Supplied records Start Marker

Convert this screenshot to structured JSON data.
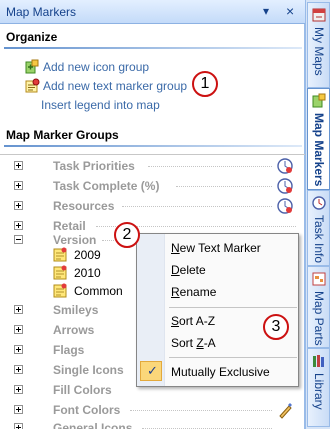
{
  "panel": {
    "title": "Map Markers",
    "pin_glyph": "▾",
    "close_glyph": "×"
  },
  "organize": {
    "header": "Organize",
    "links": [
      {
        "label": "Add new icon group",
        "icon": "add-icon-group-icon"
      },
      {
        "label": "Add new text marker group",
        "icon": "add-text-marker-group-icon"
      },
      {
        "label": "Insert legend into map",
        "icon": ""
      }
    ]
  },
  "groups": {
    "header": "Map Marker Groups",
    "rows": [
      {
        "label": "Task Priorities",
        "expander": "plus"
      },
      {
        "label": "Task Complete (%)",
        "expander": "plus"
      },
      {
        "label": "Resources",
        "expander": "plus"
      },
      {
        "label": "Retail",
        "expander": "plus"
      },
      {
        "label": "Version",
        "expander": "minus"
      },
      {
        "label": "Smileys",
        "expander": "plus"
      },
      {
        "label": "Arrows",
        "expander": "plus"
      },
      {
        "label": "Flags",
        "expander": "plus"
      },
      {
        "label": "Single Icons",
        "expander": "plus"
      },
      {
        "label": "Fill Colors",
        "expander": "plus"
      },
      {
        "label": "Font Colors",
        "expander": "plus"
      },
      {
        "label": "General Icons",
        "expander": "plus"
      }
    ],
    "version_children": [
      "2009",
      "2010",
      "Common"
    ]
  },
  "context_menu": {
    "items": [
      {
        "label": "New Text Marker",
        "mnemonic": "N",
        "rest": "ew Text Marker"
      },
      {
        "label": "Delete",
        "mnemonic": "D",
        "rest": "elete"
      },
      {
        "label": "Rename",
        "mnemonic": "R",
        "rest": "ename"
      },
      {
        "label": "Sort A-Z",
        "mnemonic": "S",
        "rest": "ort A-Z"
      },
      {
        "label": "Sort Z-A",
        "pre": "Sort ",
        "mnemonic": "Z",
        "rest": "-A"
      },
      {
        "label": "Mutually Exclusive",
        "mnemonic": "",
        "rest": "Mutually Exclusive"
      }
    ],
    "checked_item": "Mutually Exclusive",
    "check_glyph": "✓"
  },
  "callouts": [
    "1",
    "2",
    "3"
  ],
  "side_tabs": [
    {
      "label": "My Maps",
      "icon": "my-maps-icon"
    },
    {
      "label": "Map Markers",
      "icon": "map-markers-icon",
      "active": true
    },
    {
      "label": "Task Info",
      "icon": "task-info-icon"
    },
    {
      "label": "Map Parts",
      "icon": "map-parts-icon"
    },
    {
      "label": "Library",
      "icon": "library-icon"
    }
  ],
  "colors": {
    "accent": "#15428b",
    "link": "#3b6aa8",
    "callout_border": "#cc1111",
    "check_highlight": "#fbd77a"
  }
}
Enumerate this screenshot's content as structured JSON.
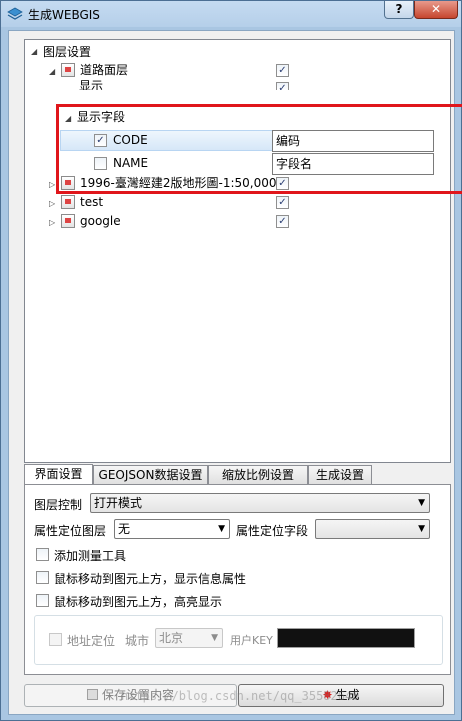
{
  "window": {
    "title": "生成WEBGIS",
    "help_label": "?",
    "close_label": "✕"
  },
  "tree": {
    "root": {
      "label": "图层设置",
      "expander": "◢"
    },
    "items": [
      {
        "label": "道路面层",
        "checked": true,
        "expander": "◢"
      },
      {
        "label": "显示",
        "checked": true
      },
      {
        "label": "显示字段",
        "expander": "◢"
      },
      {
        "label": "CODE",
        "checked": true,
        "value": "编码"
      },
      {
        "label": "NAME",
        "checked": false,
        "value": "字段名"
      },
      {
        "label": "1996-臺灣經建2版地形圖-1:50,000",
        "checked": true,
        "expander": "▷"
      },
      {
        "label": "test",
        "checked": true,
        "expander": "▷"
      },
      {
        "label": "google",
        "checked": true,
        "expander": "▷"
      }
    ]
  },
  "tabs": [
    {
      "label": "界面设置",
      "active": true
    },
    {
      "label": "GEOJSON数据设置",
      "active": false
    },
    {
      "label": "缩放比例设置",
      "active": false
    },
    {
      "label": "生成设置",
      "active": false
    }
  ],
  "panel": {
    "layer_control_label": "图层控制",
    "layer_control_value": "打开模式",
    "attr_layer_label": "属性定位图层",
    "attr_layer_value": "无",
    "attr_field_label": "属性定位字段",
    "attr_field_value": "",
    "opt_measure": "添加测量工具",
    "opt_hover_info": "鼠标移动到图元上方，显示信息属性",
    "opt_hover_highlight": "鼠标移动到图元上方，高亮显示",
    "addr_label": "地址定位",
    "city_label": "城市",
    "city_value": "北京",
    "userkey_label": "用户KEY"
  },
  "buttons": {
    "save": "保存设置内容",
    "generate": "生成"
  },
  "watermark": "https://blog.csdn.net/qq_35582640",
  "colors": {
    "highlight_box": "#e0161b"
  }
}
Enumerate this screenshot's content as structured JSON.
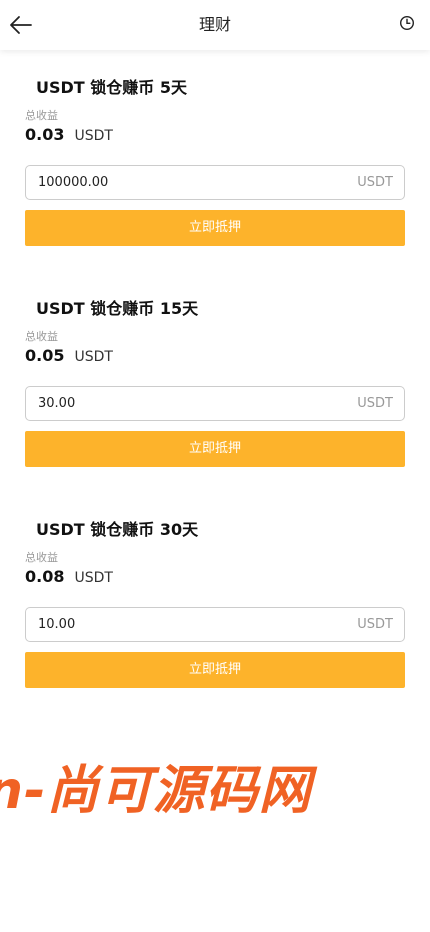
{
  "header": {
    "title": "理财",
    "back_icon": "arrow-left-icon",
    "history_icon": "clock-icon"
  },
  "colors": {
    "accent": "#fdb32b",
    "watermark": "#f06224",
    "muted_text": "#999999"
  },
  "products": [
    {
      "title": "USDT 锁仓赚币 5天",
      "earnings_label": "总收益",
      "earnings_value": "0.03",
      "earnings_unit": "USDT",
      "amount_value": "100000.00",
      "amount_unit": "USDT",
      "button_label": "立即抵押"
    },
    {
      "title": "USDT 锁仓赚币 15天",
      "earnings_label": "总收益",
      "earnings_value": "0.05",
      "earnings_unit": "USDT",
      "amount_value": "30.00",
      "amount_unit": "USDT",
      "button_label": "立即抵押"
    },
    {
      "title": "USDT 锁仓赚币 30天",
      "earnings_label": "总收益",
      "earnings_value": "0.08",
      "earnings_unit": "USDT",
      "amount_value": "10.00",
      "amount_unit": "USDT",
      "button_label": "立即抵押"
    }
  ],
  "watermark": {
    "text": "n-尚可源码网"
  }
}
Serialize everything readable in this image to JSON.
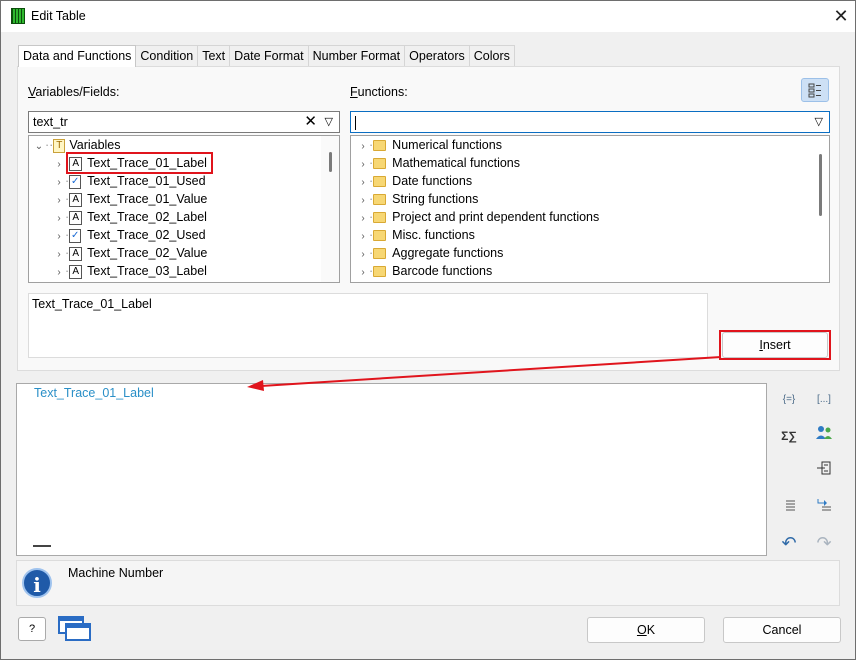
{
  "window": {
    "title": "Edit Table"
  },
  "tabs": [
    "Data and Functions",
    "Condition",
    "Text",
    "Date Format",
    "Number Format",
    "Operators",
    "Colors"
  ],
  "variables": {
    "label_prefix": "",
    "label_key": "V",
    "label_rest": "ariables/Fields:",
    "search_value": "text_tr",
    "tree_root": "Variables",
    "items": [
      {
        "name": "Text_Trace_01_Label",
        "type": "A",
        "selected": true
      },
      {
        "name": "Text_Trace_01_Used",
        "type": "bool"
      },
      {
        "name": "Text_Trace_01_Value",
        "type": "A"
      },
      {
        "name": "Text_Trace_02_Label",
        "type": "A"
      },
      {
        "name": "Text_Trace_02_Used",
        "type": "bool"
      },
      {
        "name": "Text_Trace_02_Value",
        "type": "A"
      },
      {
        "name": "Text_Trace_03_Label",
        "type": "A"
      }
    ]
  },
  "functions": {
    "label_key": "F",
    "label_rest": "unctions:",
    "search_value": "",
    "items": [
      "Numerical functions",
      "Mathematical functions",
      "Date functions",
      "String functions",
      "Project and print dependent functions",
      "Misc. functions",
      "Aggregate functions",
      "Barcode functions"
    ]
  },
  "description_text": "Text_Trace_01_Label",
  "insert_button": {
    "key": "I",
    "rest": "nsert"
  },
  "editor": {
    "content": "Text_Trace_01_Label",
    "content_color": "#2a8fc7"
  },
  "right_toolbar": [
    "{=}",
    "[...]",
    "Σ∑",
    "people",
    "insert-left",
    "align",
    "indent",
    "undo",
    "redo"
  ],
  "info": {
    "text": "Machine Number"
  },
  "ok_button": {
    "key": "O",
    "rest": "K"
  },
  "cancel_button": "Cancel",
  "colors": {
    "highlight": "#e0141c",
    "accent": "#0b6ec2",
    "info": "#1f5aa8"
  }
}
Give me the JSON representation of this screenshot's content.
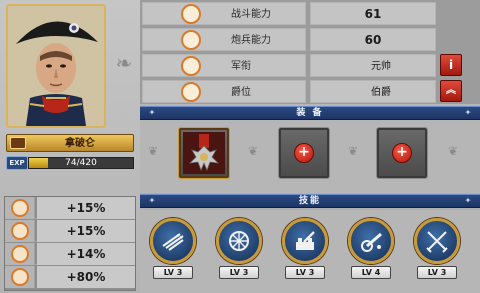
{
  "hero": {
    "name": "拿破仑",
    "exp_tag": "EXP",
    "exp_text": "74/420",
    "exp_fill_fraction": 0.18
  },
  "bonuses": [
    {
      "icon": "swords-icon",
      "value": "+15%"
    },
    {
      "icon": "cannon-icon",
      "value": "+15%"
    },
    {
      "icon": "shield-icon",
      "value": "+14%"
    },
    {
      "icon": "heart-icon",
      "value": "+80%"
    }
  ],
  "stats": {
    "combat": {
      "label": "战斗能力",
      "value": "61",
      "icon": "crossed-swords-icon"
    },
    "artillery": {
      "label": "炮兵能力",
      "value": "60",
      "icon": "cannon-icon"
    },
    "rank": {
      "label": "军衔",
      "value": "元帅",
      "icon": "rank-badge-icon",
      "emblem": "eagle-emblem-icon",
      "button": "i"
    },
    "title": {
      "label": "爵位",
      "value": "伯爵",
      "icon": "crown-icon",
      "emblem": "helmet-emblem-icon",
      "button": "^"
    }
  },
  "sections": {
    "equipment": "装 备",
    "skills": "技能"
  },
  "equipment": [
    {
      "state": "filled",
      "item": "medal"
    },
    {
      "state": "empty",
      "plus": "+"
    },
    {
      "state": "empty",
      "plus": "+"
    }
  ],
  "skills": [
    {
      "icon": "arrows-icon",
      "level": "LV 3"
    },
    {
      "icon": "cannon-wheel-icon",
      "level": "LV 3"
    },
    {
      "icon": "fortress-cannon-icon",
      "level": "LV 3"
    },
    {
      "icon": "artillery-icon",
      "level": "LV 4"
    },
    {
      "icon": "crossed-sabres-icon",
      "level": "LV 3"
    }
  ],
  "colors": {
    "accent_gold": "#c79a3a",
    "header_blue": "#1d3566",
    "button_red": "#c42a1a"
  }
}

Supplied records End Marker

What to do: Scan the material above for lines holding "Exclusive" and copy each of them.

Answer space:
        "label": "Mutually Exclusive",
        "rest": "Mutually Exclusive"
    "checked_item": "Mutually Exclusive",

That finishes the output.